City of Austin drops lawsuit against firefighter with cancer who filed for workers comp

Carrie Stewart is a lieutenant for the Austin Fire Department.

In 2015, Lt. Stewart was diagnosed and treated for occupational cancer. The Austin Firefighter's Association says, “Her claim with workers compensation has been twice affirmed, by four judges who designated that her cancer is a line-of-duty diagnosis under Texas law.”

In 2017, the City of Austin filed a lawsuit against Carrie, asking for a reversal of the rulings and seeking reasonable costs and attorney’s fees. This week, after 3 years, the city decided to drop the suit.

She says, "I'm feeling a little overwhelmed and feeling incredibly grateful to all of our city council members and Mayor Adler." Stewart says they asked really good questions to really understand the suit. She says she's surprised but so grateful. 

"It's been a long few years and been a long year and a half since the city's filed the suit. But again it's been a lot of preparation kind of waiting for things to happen just carrying that around a little bit and knowing that it's kind of hanging around in the background,” Stewart says.

Stewart is hoping there will be more transparency when handling cases like hers next time. Stewart says she's been speaking with Patrick Mahoney from Baytown. "He sent me a congratulations and hopefully the city of Baytown will step up and do the right thing and be able to drop the suit against him as well."

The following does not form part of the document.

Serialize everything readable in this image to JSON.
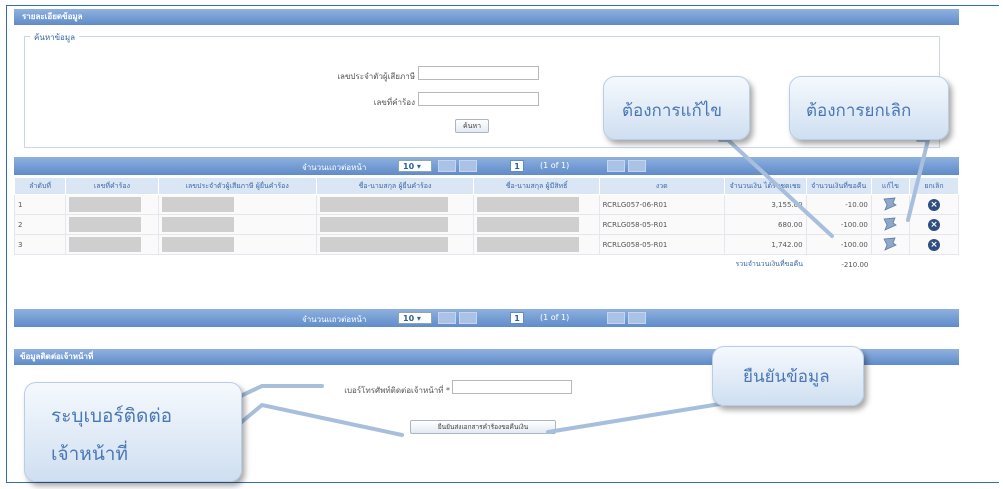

Mahoney had half of his thyroid removed because of cancer and regularly undergoes hormone treatment and blood workups. He is currently paying his expenses out-of-pocket, after the city of Baytown filed a similar suit against him.

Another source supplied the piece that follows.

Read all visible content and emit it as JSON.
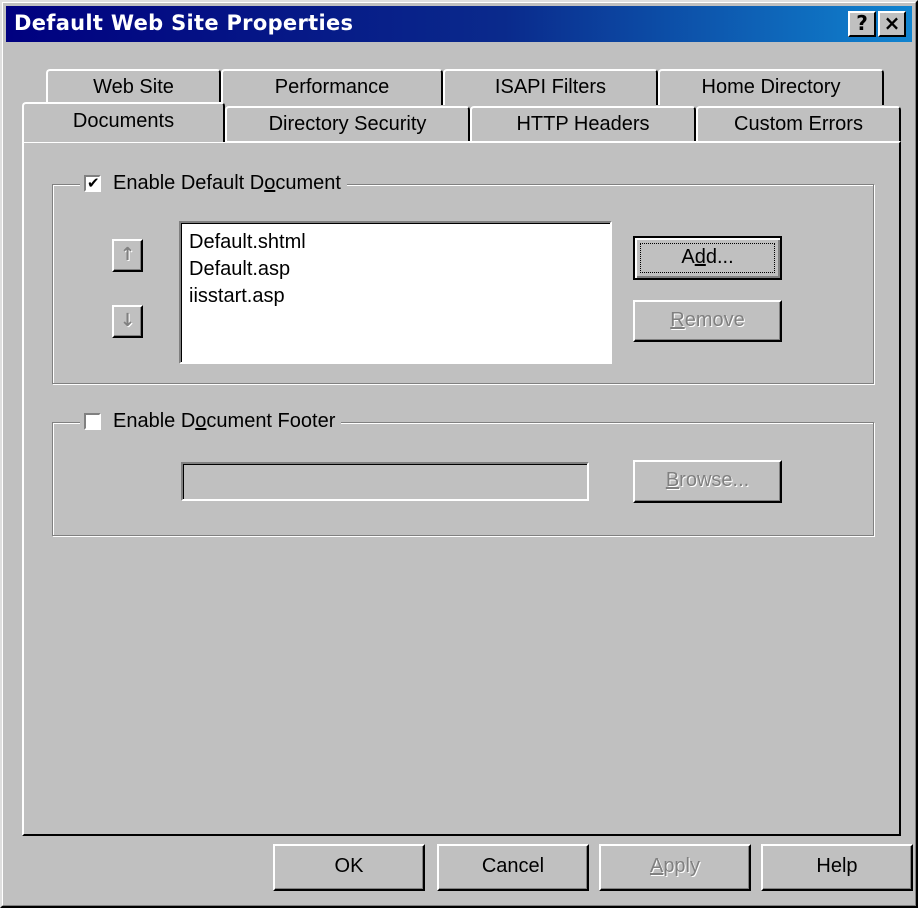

He told our sister station in Houston, "We had a firefighter here who died of stomach cancer and they denied his claim and he died and was unable to pursue it and I hope that nobody has to go through this again it's ridiculous."

The Austin Firefighters Association says both the International Association of Firefighters and Baytown Fire Department reached out when the city first filed the lawsuit. They asked could they help, but the Austin Firefighters Association declined, saying "we thought things would fizzle out between Carrie and the city. Time went on, no resolution so we decided to reach out to the media."

They also say, “From the beginning we've stuck to the facts and judges who have reviewed Carrie’s case have agreed, carrier’s cancer is undeniably covered under state law. This suit against her was unprecedented, and action taken by the council was the right call.”

Stewart says there will be legal steps to file an issuance of non-suit and she will work on trying to find best practices for firefighters and for the Austin Fire Department.